▸ MATERIALS PROVIDED:
_ _ _ _ _ _ _

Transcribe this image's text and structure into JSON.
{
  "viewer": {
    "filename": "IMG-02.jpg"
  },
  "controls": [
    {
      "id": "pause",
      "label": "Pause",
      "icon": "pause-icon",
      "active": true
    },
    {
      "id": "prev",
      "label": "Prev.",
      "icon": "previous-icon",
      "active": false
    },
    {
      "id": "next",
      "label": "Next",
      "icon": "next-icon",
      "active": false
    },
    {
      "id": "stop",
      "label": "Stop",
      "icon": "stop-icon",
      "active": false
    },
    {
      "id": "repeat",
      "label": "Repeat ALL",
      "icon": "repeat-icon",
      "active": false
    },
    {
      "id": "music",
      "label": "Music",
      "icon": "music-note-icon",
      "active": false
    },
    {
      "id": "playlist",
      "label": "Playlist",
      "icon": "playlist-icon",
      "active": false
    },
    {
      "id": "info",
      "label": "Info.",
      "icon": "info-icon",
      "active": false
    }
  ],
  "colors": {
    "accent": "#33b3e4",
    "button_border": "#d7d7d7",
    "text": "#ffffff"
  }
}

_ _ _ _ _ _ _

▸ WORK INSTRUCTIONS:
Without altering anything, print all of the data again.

▸ RESULT OF THE EXERCISE:
Transcribe this image's text and structure into JSON.
{
  "viewer": {
    "filename": "IMG-02.jpg"
  },
  "controls": [
    {
      "id": "pause",
      "label": "Pause",
      "icon": "pause-icon",
      "active": true
    },
    {
      "id": "prev",
      "label": "Prev.",
      "icon": "previous-icon",
      "active": false
    },
    {
      "id": "next",
      "label": "Next",
      "icon": "next-icon",
      "active": false
    },
    {
      "id": "stop",
      "label": "Stop",
      "icon": "stop-icon",
      "active": false
    },
    {
      "id": "repeat",
      "label": "Repeat ALL",
      "icon": "repeat-icon",
      "active": false
    },
    {
      "id": "music",
      "label": "Music",
      "icon": "music-note-icon",
      "active": false
    },
    {
      "id": "playlist",
      "label": "Playlist",
      "icon": "playlist-icon",
      "active": false
    },
    {
      "id": "info",
      "label": "Info.",
      "icon": "info-icon",
      "active": false
    }
  ],
  "colors": {
    "accent": "#33b3e4",
    "button_border": "#d7d7d7",
    "text": "#ffffff"
  }
}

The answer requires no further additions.